Jon Stevens, Independent advisor

I trained as an architect in the early 1970s and worked in community-based housing and urban renewal for most of my career. Between 1993 and 2009, I was Director of Birmingham Cooperative Housing Services, developing and supporting a wide range of cooperative and mutual housing models and organisations. And for the following ten years I worked as a community housing consultant, with a specific interest in forms of collaborative housing for older people. In this period, I published several well-received papers for the Housing Learning and Improvement Network and for the Housing and Communities Research Group at the University of Birmingham. Two of these papers have proved to be particularly relevant to the SSRC project.

‘Growing Older Together: The Case for Housing Shaped and Controlled by Older People’ (2013) and ‘Growing Older Together: An Overview of Collaborative Forms of Housing for Older People’ (2016) contained 15 case examples of projects that sought to offer older people:

  • participation in active and self-sufficient communities.
  • mutual care and support.
  • responsive and cost-effective management arrangements.
  • enhanced well-being and reduced dependency.

The papers provided evidence on how these benefits could be achieved in a variety of settings and using different delivery models and they argued for further research and greatly increased development activity.

 

Robert Taylor, Camden Federation of Private Tenants 

Robert Taylor is the Organiser of the Camden Federation of Private Tenants (CFPT), which has been in existence since 1980, and is probably the oldest private tenants’ organisation in the country.

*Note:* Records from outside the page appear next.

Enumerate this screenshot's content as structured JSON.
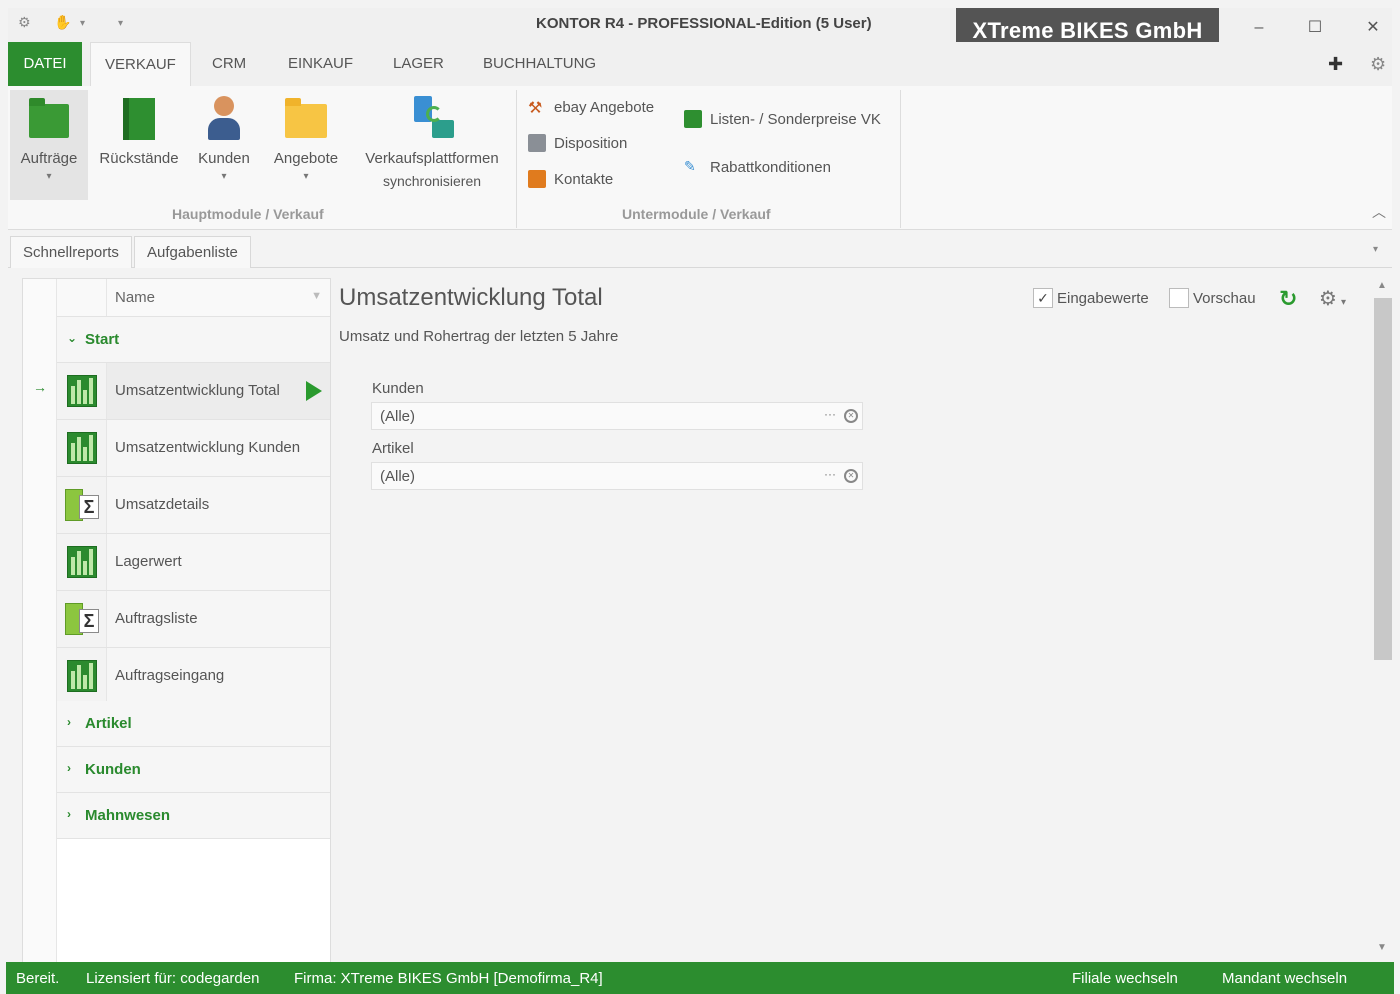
{
  "window": {
    "title": "KONTOR R4 - PROFESSIONAL-Edition (5 User)",
    "company": "XTreme BIKES GmbH",
    "minimize": "–",
    "maximize": "☐",
    "close": "✕"
  },
  "menu": {
    "file": "DATEI",
    "tabs": [
      "VERKAUF",
      "CRM",
      "EINKAUF",
      "LAGER",
      "BUCHHALTUNG"
    ],
    "active_tab": "VERKAUF"
  },
  "ribbon": {
    "main_buttons": [
      {
        "label": "Aufträge",
        "icon": "folder-green-icon",
        "has_dropdown": true
      },
      {
        "label": "Rückstände",
        "icon": "book-green-icon",
        "has_dropdown": false
      },
      {
        "label": "Kunden",
        "icon": "person-icon",
        "has_dropdown": true
      },
      {
        "label": "Angebote",
        "icon": "folder-yellow-icon",
        "has_dropdown": true
      },
      {
        "label": "Verkaufsplattformen",
        "label2": "synchronisieren",
        "icon": "sync-icon",
        "has_dropdown": false
      }
    ],
    "group1_label": "Hauptmodule / Verkauf",
    "sub_buttons_col1": [
      {
        "label": "ebay Angebote",
        "icon": "hammer-icon"
      },
      {
        "label": "Disposition",
        "icon": "calculator-icon"
      },
      {
        "label": "Kontakte",
        "icon": "contacts-book-icon"
      }
    ],
    "sub_buttons_col2": [
      {
        "label": "Listen- / Sonderpreise VK",
        "icon": "price-list-icon"
      },
      {
        "label": "Rabattkonditionen",
        "icon": "discount-icon"
      }
    ],
    "group2_label": "Untermodule / Verkauf"
  },
  "subtabs": [
    "Schnellreports",
    "Aufgabenliste"
  ],
  "reportlist": {
    "header_name": "Name",
    "groups": [
      {
        "label": "Start",
        "expanded": true
      },
      {
        "label": "Artikel",
        "expanded": false
      },
      {
        "label": "Kunden",
        "expanded": false
      },
      {
        "label": "Mahnwesen",
        "expanded": false
      }
    ],
    "items": [
      {
        "label": "Umsatzentwicklung Total",
        "icon": "bar-chart-icon",
        "active": true
      },
      {
        "label": "Umsatzentwicklung Kunden",
        "icon": "bar-chart-icon",
        "active": false
      },
      {
        "label": "Umsatzdetails",
        "icon": "sum-table-icon",
        "active": false
      },
      {
        "label": "Lagerwert",
        "icon": "bar-chart-icon",
        "active": false
      },
      {
        "label": "Auftragsliste",
        "icon": "sum-table-icon",
        "active": false
      },
      {
        "label": "Auftragseingang",
        "icon": "bar-chart-icon",
        "active": false
      }
    ]
  },
  "report": {
    "title": "Umsatzentwicklung Total",
    "subtitle": "Umsatz und Rohertrag der letzten 5 Jahre",
    "options": {
      "input_values_label": "Eingabewerte",
      "input_values_checked": true,
      "preview_label": "Vorschau",
      "preview_checked": false
    },
    "params": [
      {
        "label": "Kunden",
        "value": "(Alle)"
      },
      {
        "label": "Artikel",
        "value": "(Alle)"
      }
    ]
  },
  "status": {
    "ready": "Bereit.",
    "licensed": "Lizensiert für: codegarden",
    "firm": "Firma: XTreme BIKES GmbH [Demofirma_R4]",
    "switch_branch": "Filiale wechseln",
    "switch_client": "Mandant wechseln"
  },
  "colors": {
    "accent_green": "#2c8d2f",
    "company_box": "#545454"
  }
}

It is also one of only two organisations in London (the other being in Brent), that are funded by local authorities to specifically to work with private tenants. 

CFPT currently receives a grant from Camden Council to be a tenants’ voice organisation. CFPT also hosts the Renters’ Rights London (RRL) project which is funded by Nationwide Foundation to work in other London boroughs. 

Robert has many years’ experience in the community development field, specialising in the housing context. In addition to his current role with private tenants and housing association residents he has also previously worked with Council tenants. He has been a private tenant for most of his adult life.